HOW TO COMPLETE THIS TASK:
If a line in the entries below holds the string "automaticamente", copy it.

EXERCISE INPUTS Block Start

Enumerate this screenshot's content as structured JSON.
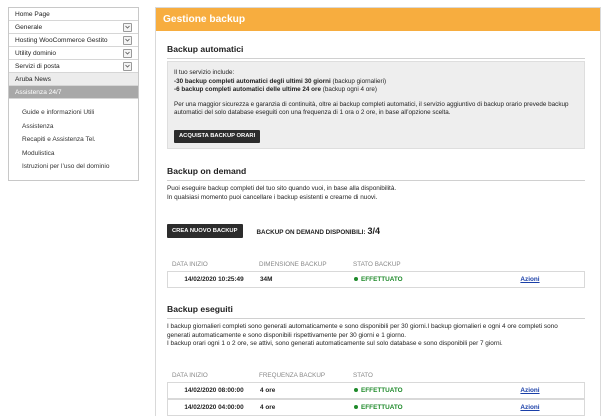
{
  "sidebar": {
    "items": [
      {
        "label": "Home Page",
        "dropdown": false,
        "style": "plain"
      },
      {
        "label": "Generale",
        "dropdown": true,
        "style": "plain"
      },
      {
        "label": "Hosting WooCommerce Gestito",
        "dropdown": true,
        "style": "plain"
      },
      {
        "label": "Utility dominio",
        "dropdown": true,
        "style": "plain"
      },
      {
        "label": "Servizi di posta",
        "dropdown": true,
        "style": "plain"
      },
      {
        "label": "Aruba News",
        "dropdown": false,
        "style": "gray"
      },
      {
        "label": "Assistenza 24/7",
        "dropdown": false,
        "style": "dark"
      }
    ],
    "subitems": [
      "Guide e informazioni Utili",
      "Assistenza",
      "Recapiti e Assistenza Tel.",
      "Modulistica",
      "Istruzioni per l’uso del dominio"
    ]
  },
  "main": {
    "title": "Gestione backup",
    "auto": {
      "title": "Backup automatici",
      "intro": "Il tuo servizio include:",
      "line1_bold": "-30 backup completi automatici degli ultimi 30 giorni",
      "line1_rest": " (backup giornalieri)",
      "line2_bold": "-6 backup completi automatici delle ultime 24 ore",
      "line2_rest": " (backup ogni 4 ore)",
      "desc": "Per una maggior sicurezza e garanzia di continuità, oltre ai backup completi automatici, il servizio aggiuntivo di backup orario prevede backup automatici del solo database eseguiti con una frequenza di 1 ora o 2 ore, in base all’opzione scelta.",
      "buy_button": "ACQUISTA BACKUP ORARI"
    },
    "ondemand": {
      "title": "Backup on demand",
      "desc1": "Puoi eseguire backup completi del tuo sito quando vuoi, in base alla disponibilità.",
      "desc2": "In qualsiasi momento puoi cancellare i backup esistenti e crearne di nuovi.",
      "create_button": "CREA NUOVO BACKUP",
      "available_label": "BACKUP ON DEMAND DISPONIBILI:",
      "available_value": "3/4",
      "headers": [
        "DATA INIZIO",
        "DIMENSIONE BACKUP",
        "STATO BACKUP"
      ],
      "rows": [
        {
          "date": "14/02/2020 10:25:49",
          "size": "34M",
          "status": "EFFETTUATO",
          "action": "Azioni"
        }
      ]
    },
    "done": {
      "title": "Backup eseguiti",
      "desc1": "I backup giornalieri completi sono generati automaticamente e sono disponibili per 30 giorni.I backup giornalieri e ogni 4 ore completi sono",
      "desc2": "generati automaticamente e sono disponibili rispettivamente per 30 giorni e 1 giorno.",
      "desc3": "I backup orari ogni 1 o 2 ore, se attivi, sono generati automaticamente sul solo database e sono disponibili per 7 giorni.",
      "headers": [
        "DATA INIZIO",
        "FREQUENZA BACKUP",
        "STATO"
      ],
      "rows": [
        {
          "date": "14/02/2020 08:00:00",
          "freq": "4 ore",
          "status": "EFFETTUATO",
          "action": "Azioni"
        },
        {
          "date": "14/02/2020 04:00:00",
          "freq": "4 ore",
          "status": "EFFETTUATO",
          "action": "Azioni"
        }
      ]
    }
  },
  "colors": {
    "header": "#f7ad3f",
    "status_green": "#1e8a2a",
    "link": "#1a3fa8"
  }
}
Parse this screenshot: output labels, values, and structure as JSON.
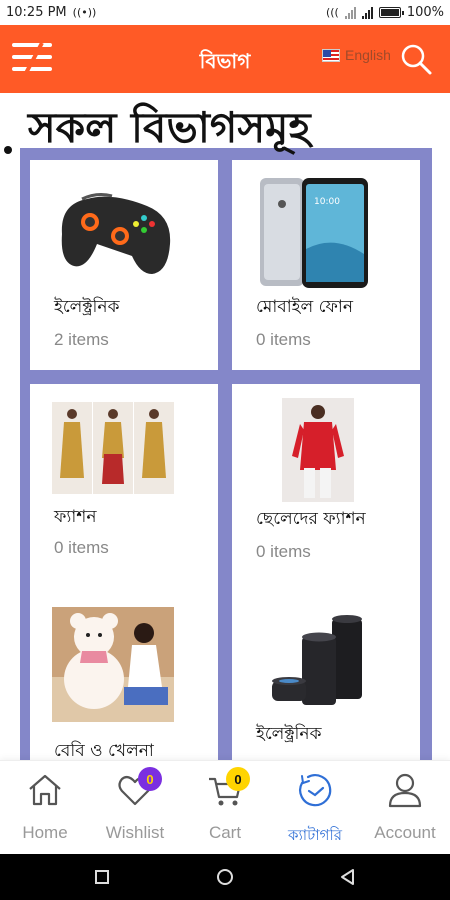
{
  "status_bar": {
    "time": "10:25 PM",
    "battery": "100%"
  },
  "header": {
    "title": "বিভাগ",
    "language_label": "English"
  },
  "page": {
    "heading": "সকল বিভাগসমূহ"
  },
  "categories": [
    {
      "name": "ইলেক্ট্রনিক",
      "count": "2 items",
      "icon": "gamepad-image"
    },
    {
      "name": "মোবাইল ফোন",
      "count": "0 items",
      "icon": "smartphone-image"
    },
    {
      "name": "ফ্যাশন",
      "count": "0 items",
      "icon": "womens-fashion-image"
    },
    {
      "name": "ছেলেদের ফ্যাশন",
      "count": "0 items",
      "icon": "mens-fashion-image"
    },
    {
      "name": "বেবি ও খেলনা",
      "count": "",
      "icon": "teddy-bear-image"
    },
    {
      "name": "ইলেক্ট্রনিক",
      "count": "",
      "icon": "smart-speaker-image"
    }
  ],
  "bottom_nav": {
    "items": [
      {
        "label": "Home",
        "icon": "home-icon"
      },
      {
        "label": "Wishlist",
        "icon": "heart-icon",
        "badge": "0"
      },
      {
        "label": "Cart",
        "icon": "cart-icon",
        "badge": "0"
      },
      {
        "label": "ক্যাটাগরি",
        "icon": "category-icon",
        "active": true
      },
      {
        "label": "Account",
        "icon": "account-icon"
      }
    ]
  },
  "colors": {
    "header_bg": "#ff5a26",
    "grid_bg": "#8487c9",
    "active_nav": "#2f6fd6",
    "wishlist_badge": "#7b2fe0",
    "cart_badge": "#ffd400"
  }
}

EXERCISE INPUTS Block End

RESPONSE BOX:
      "desc1": "I backup giornalieri completi sono generati automaticamente e sono disponibili per 30 giorni.I backup giornalieri e ogni 4 ore completi sono",
      "desc2": "generati automaticamente e sono disponibili rispettivamente per 30 giorni e 1 giorno.",
      "desc3": "I backup orari ogni 1 o 2 ore, se attivi, sono generati automaticamente sul solo database e sono disponibili per 7 giorni.",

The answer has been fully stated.